Correa, 43, a tall, charismatic political outsider, took the oath of office in Congress and strapped on the red, yellow and blue presidential sash, smiling broadly and waving to cheering supporters on the floor and in the galleries. The ceremony drew some of Washington's fiercest critics including Venezuelan President Hugo Chavez, Bolivia's Evo Morales and Iranian president Mahmoud Ahmadinejad. The Bush administration was represented by Commerce Secretary Carlos Gutierrez. Also present were the presidents from Brazil, Chile and Peru. Ecuador has "a perverse system that has destroyed our democracy, our economy and our society," Correa said in his inaugural address. He added that the national referendum on a special assembly to rewrite the constitution "is vital to limiting the power of the traditional parties" that he blames for the country's problems.
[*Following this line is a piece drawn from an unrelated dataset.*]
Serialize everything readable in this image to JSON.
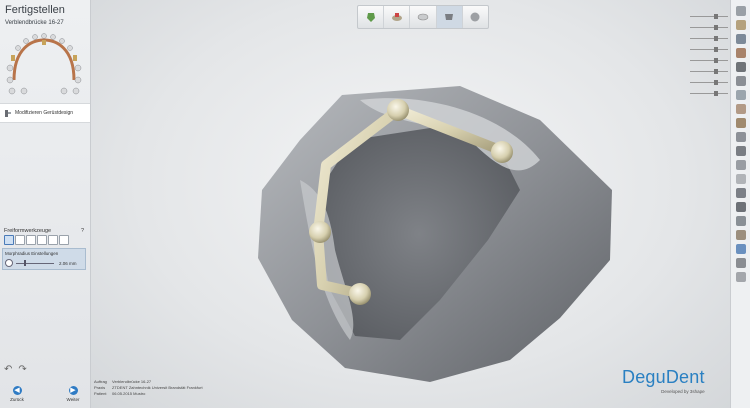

The decree on the national referendum was number 002 and decree 003 cut the president and ministers' salaries. During his campaign, Correa attacked Congress as a "sewer" of corruption and ran no candidates for the legislature. But he is banking on winning control of the constitutional assembly, which would have the power to close Congress. The U.S.-educated economist won a November election runoff to become the eighth president in the last decade in a nation marked by chronic political instability since it returned to democracy in 1979. Correa promised his government would concentrate on the fight against deeply rooted corruption and work for an "economic revolution." That shift would emphasize the renegotiation of the foreign debt, "paying only what we can after attending to the needs of the poor". "We will renegotiate our country's foreign debt, from a sovereign and dignified position, particularly the inadmissible conditions imposed on us in the 2000 swap" announced Correa. Ecuador's foreign debt is equivalent to 25% of the country's GDP. He also called on Latinamerican countries to advance regional financial integration by depositing their international reserves in a Bank of the South to be created. "At the same time Latinamerican countries are looking for financing, the region has billions of US dollars in reserves invested in first world countries, which is absurd" said Correa underlining that this was "a sovereign and common sense imperative". "We have to end the technical autonomy of central banks that behind our backs send our international reserves overseas". Correa forecasted Ecuador with its new economic policy will become independent from international organizations that respond to foreign interests "particularly when multilateral credits and financing are geared to subordinate our countries". Correa has rejected a free trade pact with the U.S., arguing it would hurt Ecuador's farmers. He has said he will not extend the U.S. military's use of the Manta air base on the Pacific coast for drug surveillance flights when a treaty expires in 2009.